THE PROBLEM
List all lines of the data that include the string "commands".

- - -

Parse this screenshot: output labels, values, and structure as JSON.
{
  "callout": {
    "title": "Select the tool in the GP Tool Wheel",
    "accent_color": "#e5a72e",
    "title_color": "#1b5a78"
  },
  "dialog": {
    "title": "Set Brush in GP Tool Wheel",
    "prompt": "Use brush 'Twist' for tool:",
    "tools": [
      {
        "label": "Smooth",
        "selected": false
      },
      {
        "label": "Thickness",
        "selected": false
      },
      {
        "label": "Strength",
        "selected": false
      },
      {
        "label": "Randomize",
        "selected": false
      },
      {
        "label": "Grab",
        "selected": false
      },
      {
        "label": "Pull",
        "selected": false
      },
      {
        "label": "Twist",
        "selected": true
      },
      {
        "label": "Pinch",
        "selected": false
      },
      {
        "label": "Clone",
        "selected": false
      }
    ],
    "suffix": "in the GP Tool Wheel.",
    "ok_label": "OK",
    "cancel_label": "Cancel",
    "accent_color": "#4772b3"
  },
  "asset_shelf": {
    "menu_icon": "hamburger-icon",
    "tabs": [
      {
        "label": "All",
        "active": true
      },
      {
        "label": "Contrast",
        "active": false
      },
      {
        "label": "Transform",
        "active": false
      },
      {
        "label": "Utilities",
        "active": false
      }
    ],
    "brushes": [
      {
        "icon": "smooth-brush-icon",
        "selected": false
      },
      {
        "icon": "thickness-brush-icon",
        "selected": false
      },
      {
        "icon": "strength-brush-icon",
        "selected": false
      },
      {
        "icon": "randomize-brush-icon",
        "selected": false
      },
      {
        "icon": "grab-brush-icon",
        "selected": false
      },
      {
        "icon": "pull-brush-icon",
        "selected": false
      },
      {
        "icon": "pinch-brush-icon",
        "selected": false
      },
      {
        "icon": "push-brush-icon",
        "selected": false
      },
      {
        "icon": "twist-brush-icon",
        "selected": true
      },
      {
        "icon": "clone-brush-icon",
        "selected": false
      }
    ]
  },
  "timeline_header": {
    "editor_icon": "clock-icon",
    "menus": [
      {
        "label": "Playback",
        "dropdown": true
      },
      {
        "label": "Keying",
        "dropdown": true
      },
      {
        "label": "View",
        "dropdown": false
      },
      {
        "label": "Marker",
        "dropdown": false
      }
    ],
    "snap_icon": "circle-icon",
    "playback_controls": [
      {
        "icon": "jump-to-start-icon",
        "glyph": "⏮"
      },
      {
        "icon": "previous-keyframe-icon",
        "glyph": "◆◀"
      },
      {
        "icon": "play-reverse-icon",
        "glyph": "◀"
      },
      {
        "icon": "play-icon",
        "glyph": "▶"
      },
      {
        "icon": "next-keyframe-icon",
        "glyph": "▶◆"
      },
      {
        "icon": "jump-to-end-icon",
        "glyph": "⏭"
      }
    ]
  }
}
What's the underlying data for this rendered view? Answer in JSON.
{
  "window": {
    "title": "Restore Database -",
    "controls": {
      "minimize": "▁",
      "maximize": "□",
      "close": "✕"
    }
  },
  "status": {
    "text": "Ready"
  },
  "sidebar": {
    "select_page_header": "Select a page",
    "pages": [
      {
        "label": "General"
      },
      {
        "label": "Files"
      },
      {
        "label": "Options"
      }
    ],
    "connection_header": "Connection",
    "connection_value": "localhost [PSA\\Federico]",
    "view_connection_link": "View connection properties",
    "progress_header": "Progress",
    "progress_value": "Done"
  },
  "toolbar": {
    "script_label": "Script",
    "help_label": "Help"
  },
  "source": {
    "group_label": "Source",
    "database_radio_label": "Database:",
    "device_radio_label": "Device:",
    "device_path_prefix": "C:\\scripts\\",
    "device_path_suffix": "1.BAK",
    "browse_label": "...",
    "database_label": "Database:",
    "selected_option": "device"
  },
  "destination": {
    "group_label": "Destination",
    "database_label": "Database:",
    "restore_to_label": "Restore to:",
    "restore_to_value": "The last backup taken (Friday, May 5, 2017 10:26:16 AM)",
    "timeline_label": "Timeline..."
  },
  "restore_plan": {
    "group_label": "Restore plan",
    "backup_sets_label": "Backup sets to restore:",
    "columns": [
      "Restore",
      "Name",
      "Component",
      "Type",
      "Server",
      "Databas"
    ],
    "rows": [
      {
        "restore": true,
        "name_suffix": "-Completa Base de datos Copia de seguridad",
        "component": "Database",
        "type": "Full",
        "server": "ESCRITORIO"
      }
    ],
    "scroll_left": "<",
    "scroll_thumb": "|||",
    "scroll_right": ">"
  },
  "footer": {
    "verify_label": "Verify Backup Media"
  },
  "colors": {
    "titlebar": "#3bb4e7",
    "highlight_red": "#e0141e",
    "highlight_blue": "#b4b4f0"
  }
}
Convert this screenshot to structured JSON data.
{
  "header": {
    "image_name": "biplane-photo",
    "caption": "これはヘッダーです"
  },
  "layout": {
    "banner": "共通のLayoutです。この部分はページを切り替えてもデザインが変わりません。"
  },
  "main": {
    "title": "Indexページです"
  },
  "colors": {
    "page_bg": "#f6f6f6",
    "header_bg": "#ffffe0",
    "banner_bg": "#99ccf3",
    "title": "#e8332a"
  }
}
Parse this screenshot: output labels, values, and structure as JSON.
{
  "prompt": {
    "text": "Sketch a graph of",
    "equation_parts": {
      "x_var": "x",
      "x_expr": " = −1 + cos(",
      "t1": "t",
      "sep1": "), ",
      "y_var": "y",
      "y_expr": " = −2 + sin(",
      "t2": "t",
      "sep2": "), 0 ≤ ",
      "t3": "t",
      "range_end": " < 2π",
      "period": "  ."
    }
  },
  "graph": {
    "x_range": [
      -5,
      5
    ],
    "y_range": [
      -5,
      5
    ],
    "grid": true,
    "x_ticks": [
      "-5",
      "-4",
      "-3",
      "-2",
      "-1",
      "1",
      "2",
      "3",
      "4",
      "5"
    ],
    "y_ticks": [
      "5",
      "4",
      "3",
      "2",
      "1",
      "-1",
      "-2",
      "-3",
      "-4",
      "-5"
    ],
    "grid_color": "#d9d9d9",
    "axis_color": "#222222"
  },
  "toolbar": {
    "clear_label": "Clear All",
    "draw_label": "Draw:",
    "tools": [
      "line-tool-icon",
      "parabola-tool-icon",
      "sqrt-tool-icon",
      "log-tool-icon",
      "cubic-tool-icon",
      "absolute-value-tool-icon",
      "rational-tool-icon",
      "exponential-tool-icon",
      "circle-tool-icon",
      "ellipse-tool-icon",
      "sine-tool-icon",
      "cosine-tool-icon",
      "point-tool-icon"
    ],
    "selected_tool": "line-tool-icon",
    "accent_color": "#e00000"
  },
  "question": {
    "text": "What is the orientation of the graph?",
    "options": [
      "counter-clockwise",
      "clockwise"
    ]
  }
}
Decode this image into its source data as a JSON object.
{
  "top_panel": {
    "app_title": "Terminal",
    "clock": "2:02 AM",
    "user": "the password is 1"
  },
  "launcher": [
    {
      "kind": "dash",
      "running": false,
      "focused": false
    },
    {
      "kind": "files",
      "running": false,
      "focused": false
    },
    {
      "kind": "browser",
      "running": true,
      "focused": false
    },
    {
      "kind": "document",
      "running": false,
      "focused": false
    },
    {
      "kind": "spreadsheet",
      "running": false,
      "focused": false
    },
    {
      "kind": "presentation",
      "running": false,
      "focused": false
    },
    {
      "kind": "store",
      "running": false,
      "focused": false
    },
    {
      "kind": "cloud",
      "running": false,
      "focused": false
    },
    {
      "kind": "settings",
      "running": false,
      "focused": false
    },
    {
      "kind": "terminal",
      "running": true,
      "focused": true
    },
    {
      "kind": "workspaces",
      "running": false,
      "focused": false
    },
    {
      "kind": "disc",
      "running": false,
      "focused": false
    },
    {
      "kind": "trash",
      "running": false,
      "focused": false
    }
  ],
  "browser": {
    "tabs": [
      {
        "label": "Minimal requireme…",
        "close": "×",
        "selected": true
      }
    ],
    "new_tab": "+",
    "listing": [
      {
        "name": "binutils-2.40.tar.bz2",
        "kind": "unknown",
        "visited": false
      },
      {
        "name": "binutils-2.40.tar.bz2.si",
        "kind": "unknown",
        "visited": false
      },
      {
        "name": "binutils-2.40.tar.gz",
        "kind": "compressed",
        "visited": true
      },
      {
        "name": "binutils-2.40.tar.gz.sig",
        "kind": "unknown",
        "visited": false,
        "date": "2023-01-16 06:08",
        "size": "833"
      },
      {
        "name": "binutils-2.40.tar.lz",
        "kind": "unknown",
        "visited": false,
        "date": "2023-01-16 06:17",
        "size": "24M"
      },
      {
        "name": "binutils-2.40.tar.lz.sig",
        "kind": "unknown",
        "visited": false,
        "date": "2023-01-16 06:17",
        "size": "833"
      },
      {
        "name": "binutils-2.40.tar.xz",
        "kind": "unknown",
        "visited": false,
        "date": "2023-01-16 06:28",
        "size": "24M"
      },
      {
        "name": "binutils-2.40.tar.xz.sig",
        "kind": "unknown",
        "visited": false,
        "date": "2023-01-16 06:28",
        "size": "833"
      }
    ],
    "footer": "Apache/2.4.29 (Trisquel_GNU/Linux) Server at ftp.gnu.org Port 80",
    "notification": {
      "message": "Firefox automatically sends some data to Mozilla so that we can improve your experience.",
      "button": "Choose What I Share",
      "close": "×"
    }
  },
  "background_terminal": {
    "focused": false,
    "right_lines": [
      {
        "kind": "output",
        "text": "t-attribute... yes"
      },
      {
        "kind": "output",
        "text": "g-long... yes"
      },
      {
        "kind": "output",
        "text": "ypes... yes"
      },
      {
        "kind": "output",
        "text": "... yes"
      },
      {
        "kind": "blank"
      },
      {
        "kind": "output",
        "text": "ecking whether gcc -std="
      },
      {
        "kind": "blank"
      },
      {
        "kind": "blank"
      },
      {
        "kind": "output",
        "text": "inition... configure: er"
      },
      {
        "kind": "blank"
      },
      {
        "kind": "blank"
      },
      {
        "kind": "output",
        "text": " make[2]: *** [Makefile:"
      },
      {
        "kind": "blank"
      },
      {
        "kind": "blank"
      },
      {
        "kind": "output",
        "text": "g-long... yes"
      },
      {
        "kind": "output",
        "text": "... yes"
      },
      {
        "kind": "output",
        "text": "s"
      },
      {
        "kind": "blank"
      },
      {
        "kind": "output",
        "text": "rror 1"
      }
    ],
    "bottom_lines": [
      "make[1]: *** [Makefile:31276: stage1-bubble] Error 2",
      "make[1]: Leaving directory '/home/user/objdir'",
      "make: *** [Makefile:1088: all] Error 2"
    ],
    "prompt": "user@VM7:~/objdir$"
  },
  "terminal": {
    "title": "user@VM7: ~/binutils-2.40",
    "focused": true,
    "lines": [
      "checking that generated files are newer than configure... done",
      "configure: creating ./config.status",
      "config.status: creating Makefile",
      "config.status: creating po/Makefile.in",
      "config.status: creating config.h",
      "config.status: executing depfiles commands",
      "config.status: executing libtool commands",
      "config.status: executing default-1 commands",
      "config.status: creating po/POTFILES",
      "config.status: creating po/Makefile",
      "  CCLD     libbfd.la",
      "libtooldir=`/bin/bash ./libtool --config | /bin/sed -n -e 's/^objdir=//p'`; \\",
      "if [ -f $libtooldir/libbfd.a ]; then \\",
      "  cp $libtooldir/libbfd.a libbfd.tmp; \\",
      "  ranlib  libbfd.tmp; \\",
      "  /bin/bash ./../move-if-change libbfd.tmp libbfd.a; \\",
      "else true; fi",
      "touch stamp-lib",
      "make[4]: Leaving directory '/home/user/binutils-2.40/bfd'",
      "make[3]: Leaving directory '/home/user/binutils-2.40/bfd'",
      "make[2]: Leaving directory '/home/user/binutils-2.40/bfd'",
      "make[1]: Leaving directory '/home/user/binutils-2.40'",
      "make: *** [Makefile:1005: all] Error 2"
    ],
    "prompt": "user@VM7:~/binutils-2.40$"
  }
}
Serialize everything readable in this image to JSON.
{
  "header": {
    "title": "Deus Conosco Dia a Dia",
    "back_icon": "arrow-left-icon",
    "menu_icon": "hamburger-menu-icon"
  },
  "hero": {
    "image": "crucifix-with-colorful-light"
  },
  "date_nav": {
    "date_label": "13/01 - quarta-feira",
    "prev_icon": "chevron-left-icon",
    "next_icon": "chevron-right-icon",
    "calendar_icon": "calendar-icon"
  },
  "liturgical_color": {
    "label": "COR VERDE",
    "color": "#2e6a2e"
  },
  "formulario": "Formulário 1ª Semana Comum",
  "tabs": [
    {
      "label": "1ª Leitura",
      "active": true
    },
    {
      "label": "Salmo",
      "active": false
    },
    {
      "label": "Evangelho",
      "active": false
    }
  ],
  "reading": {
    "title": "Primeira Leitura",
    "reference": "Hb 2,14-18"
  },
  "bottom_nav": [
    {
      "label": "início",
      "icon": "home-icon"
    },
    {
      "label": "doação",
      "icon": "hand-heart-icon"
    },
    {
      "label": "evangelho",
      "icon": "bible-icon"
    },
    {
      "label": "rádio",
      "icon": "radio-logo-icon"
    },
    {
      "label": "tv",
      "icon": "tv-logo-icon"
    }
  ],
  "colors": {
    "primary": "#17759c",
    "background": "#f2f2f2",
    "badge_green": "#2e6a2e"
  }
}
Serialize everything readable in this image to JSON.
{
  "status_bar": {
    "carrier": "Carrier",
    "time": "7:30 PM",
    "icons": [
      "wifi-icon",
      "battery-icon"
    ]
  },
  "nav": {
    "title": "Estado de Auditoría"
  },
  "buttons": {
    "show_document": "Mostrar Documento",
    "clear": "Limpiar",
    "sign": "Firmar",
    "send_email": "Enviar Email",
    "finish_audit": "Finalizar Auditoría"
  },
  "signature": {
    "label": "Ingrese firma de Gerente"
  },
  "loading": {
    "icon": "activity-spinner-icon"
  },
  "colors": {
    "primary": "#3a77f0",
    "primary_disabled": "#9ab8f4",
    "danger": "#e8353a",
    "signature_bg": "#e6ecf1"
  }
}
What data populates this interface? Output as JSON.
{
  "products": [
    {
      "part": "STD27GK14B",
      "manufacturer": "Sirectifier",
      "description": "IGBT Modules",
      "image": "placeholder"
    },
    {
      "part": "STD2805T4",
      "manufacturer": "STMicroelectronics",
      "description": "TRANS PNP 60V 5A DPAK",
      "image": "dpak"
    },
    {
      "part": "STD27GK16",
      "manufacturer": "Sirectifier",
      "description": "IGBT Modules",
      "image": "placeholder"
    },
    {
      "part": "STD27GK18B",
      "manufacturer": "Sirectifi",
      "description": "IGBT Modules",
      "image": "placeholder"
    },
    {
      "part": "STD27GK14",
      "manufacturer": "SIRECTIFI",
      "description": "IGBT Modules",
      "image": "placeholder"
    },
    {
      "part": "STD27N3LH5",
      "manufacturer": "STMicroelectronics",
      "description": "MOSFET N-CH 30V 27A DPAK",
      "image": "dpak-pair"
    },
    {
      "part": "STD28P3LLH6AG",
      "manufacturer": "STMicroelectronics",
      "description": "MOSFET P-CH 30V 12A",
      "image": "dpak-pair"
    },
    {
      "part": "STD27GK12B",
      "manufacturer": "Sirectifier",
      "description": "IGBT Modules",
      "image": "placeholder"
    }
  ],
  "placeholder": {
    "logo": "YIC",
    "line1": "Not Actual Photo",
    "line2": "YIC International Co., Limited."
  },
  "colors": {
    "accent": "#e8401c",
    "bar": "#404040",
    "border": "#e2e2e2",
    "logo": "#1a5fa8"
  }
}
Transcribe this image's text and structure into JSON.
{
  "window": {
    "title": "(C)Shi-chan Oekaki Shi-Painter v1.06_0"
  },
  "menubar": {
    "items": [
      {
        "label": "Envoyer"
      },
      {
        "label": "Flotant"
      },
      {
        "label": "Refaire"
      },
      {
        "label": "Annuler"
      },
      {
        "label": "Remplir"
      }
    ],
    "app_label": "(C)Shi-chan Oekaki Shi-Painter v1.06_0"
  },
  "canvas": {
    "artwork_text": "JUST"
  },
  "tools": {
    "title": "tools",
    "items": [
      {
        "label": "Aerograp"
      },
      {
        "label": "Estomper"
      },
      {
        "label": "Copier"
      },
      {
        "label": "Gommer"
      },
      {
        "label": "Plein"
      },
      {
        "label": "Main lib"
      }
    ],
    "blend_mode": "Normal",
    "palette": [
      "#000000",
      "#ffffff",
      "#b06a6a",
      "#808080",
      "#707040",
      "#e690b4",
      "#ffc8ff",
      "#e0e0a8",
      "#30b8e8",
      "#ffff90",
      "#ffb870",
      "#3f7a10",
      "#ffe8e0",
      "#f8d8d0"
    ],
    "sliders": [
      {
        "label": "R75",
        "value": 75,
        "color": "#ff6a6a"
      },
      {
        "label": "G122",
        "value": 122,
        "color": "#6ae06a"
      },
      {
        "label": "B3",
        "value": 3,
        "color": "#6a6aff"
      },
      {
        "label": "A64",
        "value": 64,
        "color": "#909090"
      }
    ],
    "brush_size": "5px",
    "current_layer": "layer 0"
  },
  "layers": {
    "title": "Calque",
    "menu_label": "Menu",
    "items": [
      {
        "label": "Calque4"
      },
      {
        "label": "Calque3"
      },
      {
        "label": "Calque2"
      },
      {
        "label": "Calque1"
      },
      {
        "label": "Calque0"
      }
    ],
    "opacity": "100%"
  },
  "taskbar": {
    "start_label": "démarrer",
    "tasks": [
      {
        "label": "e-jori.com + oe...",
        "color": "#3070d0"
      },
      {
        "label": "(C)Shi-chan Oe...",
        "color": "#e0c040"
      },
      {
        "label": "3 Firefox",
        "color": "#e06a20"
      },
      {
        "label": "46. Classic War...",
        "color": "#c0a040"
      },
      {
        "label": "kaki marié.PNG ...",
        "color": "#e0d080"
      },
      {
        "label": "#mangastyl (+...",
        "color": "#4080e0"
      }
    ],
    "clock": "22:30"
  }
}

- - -

YOUR RESPONSE
      "config.status: executing depfiles commands",
      "config.status: executing libtool commands",
      "config.status: executing default-1 commands",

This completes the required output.